Trackback: http://mountainviews.ie/summit/1/
COMMENTS for Carrauntoohil << Prev page 1 2 3 4 .. 19 Next page >>
The record breaking ascent/descent pt I .. by Conor74   (Show all for Carrauntoohil)
There is a notice posted on the access from Croni .. by Moac   (Show all for Carrauntoohil)
Walked the Horseshoe yesterday.The weather was am .. by jamestmasterson   (Show all for Carrauntoohil)
This is a magnificent, very enjoyable trek. In th .. by marzka   (Show all for Carrauntoohil)
stephenfarley on Carrauntoohil, 2004
by stephenfarley  7 Jun 2004
An expedition of five hardy Armagh climbers headed for Carrantoohil on friday 29th of May. We decided to camp in the Hags Glen as we had seen beautiful photographs on Irish Mountain Views. Well, it all got a bit wild!! A word of caution to anyone thinking of camping in the Glen even in summer, remember all your tent pegs and guy lines!! We ascended via the Devil's Ladder, will not do this route again as it is very badly eroded and needs protected. The summit climb is not so tough, in fact, the summit of Donard is it's equal in everything but height. However, be careful in low visibility on the summit, the edge is quite close to the cross. The ridge between Carrantoohil and Beenkeragh is nothing short of spectacular, very enjoyable, though not for the beginner, or for those with no confidence in their abilities, it can get hairy in parts. All in, up Carrantoohil and down Beenkeragh, seven hours and change, at a good pace. Coming down Beenkeragh was the toughest part of the whole climb!! Trackback: http://mountainviews.ie/summit/1/comment/984/
Your Score: Very useful <<  >>Average
Day 2 of the weekend started with the walk in to .. by kkendellen   (Show all for Carrauntoohil)
COMMENTS for Carrauntoohil << Prev page 1 2 3 4 .. 19 Next page >>
(End of comment section for Carrauntoohil.)

OSi logo OSNI/LPS logo
British summit data courtesy:
Database of British & Irish Hills

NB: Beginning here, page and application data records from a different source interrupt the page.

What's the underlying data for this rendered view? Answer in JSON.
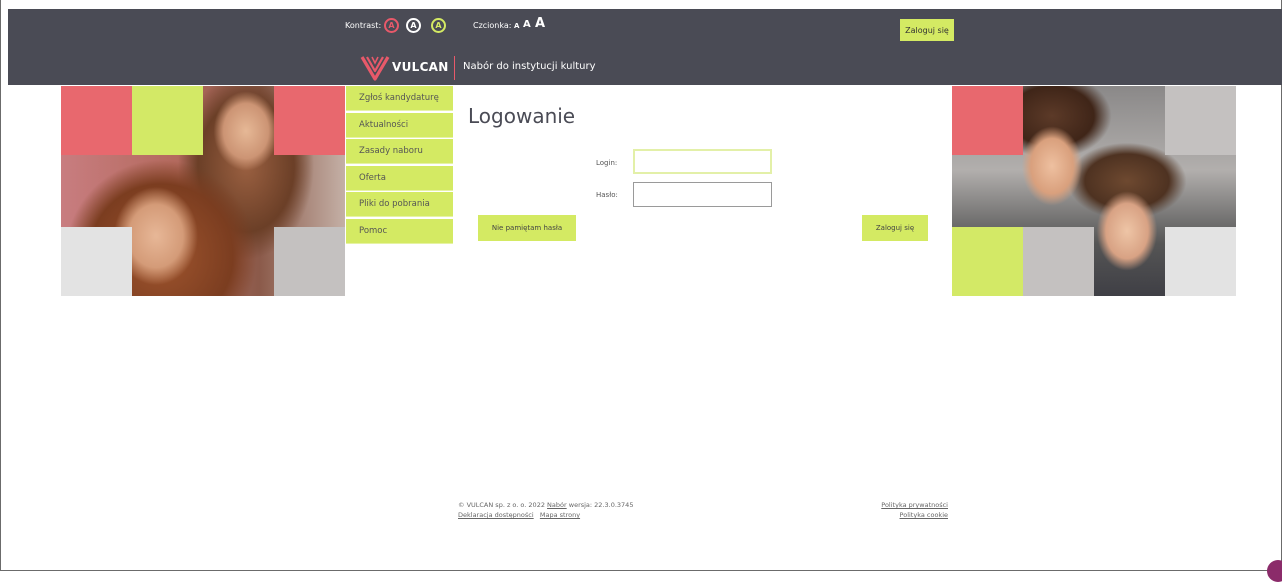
{
  "toolbar": {
    "contrast_label": "Kontrast:",
    "contrast_options": [
      "A",
      "A",
      "A"
    ],
    "font_label": "Czcionka:",
    "font_sizes": [
      "A",
      "A",
      "A"
    ],
    "login_button": "Zaloguj się"
  },
  "brand": {
    "logo_text": "VULCAN",
    "app_title": "Nabór do instytucji kultury"
  },
  "menu": {
    "items": [
      {
        "label": "Zgłoś kandydaturę"
      },
      {
        "label": "Aktualności"
      },
      {
        "label": "Zasady naboru"
      },
      {
        "label": "Oferta"
      },
      {
        "label": "Pliki do pobrania"
      },
      {
        "label": "Pomoc"
      }
    ]
  },
  "login_form": {
    "title": "Logowanie",
    "login_label": "Login:",
    "login_value": "",
    "password_label": "Hasło:",
    "password_value": "",
    "forgot_button": "Nie pamiętam hasła",
    "submit_button": "Zaloguj się"
  },
  "footer": {
    "copyright": "© VULCAN sp. z o. o. 2022",
    "nabor_link": "Nabór",
    "version": "wersja: 22.3.0.3745",
    "accessibility_link": "Deklaracja dostępności",
    "sitemap_link": "Mapa strony",
    "privacy_link": "Polityka prywatności",
    "cookie_link": "Polityka cookie"
  },
  "colors": {
    "accent_lime": "#d4ea63",
    "accent_red": "#e8596a",
    "topbar": "#4a4b55"
  }
}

(Creative Commons Licence)
"ASTER+": Hillshade and Contours
Courtesy of Tiles GIScience Research Group @ Heidelberg University More detail here